- Some analysts fear that the company could be aiming at Amazon.com.
- This is far more likely an attack on Microsoft, and could lead to a deeper relationship with IBM.
Apple (NASDAQ:AAPL) is making another effort to get into cloud computing.
Analysts from Morgan Stanley (NYSE:MS) and Oppenheimer say Apple is now spending $1 billion/quarter on cloud data centers which, if continued, could quickly give Apple the kind of scale that Amazon (NASDAQ:AMZN), Microsoft (NASDAQ:MSFT) and Alphabet Inc-A (NASDAQ:GOOGL) have achieved in the market.
Until now, Apple’s participation in the market has been limited to iCloud, a consumer storage service tied to its iTunes music offering. Oppenheimer analyst Tim Horan has speculated the company may be aiming to create a cloud infrastructure play that competes directly with Amazon.
But a better hint on its plans may have come from a short blog post stating that it is upgrading its CloudKit software to allow creation of server-to-server scripts. The new Application Program Interface will let developers write code that interacts with their CloudKit databases, rather than waiting on user interaction.
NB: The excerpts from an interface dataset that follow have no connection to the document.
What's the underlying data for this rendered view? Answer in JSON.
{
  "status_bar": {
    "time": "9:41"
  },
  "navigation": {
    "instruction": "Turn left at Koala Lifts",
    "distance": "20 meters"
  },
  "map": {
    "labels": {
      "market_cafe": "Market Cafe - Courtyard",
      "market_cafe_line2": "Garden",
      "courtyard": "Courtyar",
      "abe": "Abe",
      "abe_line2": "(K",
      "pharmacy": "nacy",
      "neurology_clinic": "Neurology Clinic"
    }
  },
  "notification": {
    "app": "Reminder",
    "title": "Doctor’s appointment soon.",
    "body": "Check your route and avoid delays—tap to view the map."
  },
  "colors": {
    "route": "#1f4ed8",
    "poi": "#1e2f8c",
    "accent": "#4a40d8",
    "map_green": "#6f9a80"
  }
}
At a minimum, the heavy investment by Apple would allow it to stop using Amazon.com for its own cloud efforts. More likely, Apple is planning to expand its enterprise sales, having seen them stall on clients’ inability to fully integrate Apple client hardware into fully-compatible cloud stacks.
What this means for IBM (NYSE:IBM) which has been Apple’s partner in seeking enterprise clients, is unclear. On the one hand, it could give IBM a powerful weapon in unlocking enterprise accounts. At its present market cap of $114 billion, IBM could also be an acquisition target for Apple, which was worth $650 billion just a few months ago, but is now down to $514 billion. A better market for Apple shares would be unlikely to impact IBM, which suffers from a far worse secular decline, and its hundreds of thousands of programmers could slip very neatly under the Apple umbrella.
For investors, meanwhile, Apple stock might as well be IBM at present price levels. The Price/Earnings multiple on the stock is down to 10. Take out the company’s enormous cash hoard and it’s below the 8.6 P/E of IBM. Investors worry that iPhone sales are rolling over, as iPad and Macintosh sales previously did, and Apple badly needs something that will get them excited again. Buying IBM for cash is something Apple could actually do. And it might even be accretive to Apple earnings.
In my view, however, Amazon.com should worry a lot less about this Apple move than Microsoft. Infrastructure sales may be the base of cloud, but even Amazon’s $8 billion/year in cloud revenue would be barely a blip on Apple’s $233 billion in revenue. To justify its cloud investment, Apple needs to generate enormous Software as a Service sales, not just infrastructure sales. It needs to become an enterprise standard. It’s Microsoft that is in its cross hairs.